Updated: Jun 22, 2021
How long have you been with your partner?
Whether it’s been ten years or ten days, it doesn't matter - we all come to blows from time to time when a seemingly small issue explodes into a massive argument.
Most of us would prefer to avoid arguing altogether.
However, if you handle it right, conflict can be useful for both you and your partner, helping the two of you to grow and learn how to solve your problems together.
Wondering what strategies you can use to deal with conflict?
Read on to find out.
“Why Are We Always Fighting?”
Whether you argue about money, sex, or family, it’s easy for things to turn real ugly, real fast.
On the flipside, it is also possible to create strong emotional bonds and a secure physical connection with your partner through these conflicts.
In relationships, most arguments stem from differing values.

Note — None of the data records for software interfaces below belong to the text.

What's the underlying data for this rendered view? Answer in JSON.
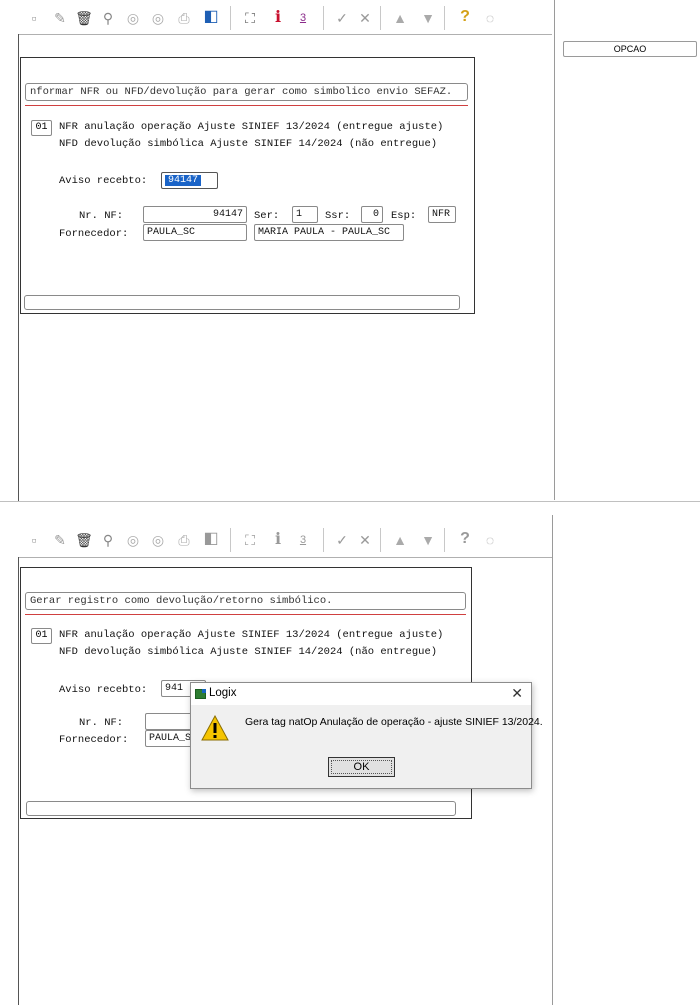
{
  "toolbar": {
    "icons": [
      "new-icon",
      "edit-icon",
      "delete-icon",
      "search-icon",
      "previous-icon",
      "next-icon",
      "print-icon",
      "exit-icon",
      "binoculars-icon",
      "info-icon",
      "report-icon",
      "check-icon",
      "tools-icon",
      "up-icon",
      "down-icon",
      "help-icon",
      "comment-icon"
    ]
  },
  "side": {
    "opcao": "OPCAO"
  },
  "screen1": {
    "message": "nformar NFR ou NFD/devolução para gerar como simbolico envio SEFAZ.",
    "option_code": "01",
    "option_line1": "NFR anulação operação Ajuste SINIEF 13/2024 (entregue ajuste)",
    "option_line2": "NFD devolução simbólica Ajuste SINIEF 14/2024 (não entregue)",
    "aviso_label": "Aviso recebto:",
    "aviso_value": "94147",
    "nf_label": "Nr. NF:",
    "nf_value": "94147",
    "ser_label": "Ser:",
    "ser_value": "1",
    "ssr_label": "Ssr:",
    "ssr_value": "0",
    "esp_label": "Esp:",
    "esp_value": "NFR",
    "fornecedor_label": "Fornecedor:",
    "fornecedor_code": "PAULA_SC",
    "fornecedor_name": "MARIA PAULA - PAULA_SC"
  },
  "screen2": {
    "message": "Gerar registro como devolução/retorno simbólico.",
    "option_code": "01",
    "option_line1": "NFR anulação operação Ajuste SINIEF 13/2024 (entregue ajuste)",
    "option_line2": "NFD devolução simbólica Ajuste SINIEF 14/2024 (não entregue)",
    "aviso_label": "Aviso recebto:",
    "aviso_partial": "941",
    "nf_label": "Nr. NF:",
    "fornecedor_label": "Fornecedor:",
    "fornecedor_partial": "PAULA_S"
  },
  "dialog": {
    "title": "Logix",
    "close": "✕",
    "message": "Gera tag natOp Anulação de operação - ajuste SINIEF 13/2024.",
    "ok": "OK"
  }
}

That doesn’t mean you’re not compatible. You just need to change how you approach and think about conflict in your relationship.
So, where to begin?
What’s Your Preferred Conflict Style?
Imagine you’re at the supermarket, heading to the self-checkout counter. You patiently wait your turn, but just as you’re about to take it, someone walks right past you and jumps in front.
What's your immediate response?
"Hey, are you blind? There's a line here!"
"Uh… I would say something, but he's probably in a hurry, and I've only got a few items anyway, so it's okay."
"Oh, maybe that line goes to those three counters... I must be in a different line."
We are all capable of using any one of these three conflict styles.
Your preferred style has a lot to do with how you were raised.
In fact, how you deal with prickly situations is usually based on how you saw your parents respond to conflict.
While you replicate what your parents did, your partner might be wired to respond differently.
For many couples, when it comes to their preferred conflict style, the old saying “opposites attract” rings true.
Most couples tend to be mismatched; one is volatile, while the other is avoidant or a validator.
As a result, silly disagreements have a tendency to become monumental rows.
Your Conflict Style and Its Impact
Knowing and understanding your conflict style can help you and your partner talk about your differences and stop acting them out.
Your preferred conflict style is permanent. It can bend, but it isn't easy to break.
If your conflict style is volatile, you may be able to sweep the discussion under the rug for later, but your style remains the same.
However, there is an upside to some conflict styles.
Volatile couples have very successful relationships. They have great sex for the duration without having to work at it.
Meanwhile, avoidant couples are good at making long-term plans and accomplishing big goals.
Since 2007, we've worked with over 3,000 gay couples. In 2017, we became the first to publish our results in a scientific journal.
During this time, we made a revolutionary discovery; our relationship tools are two-and-a-half times more effective at helping gay and lesbian couples improve their relationships compared to the general population.
You and your partner can break the cycle of “little problem, big drama.” Learn how to use your conflict style to your advantage by reaching out to us.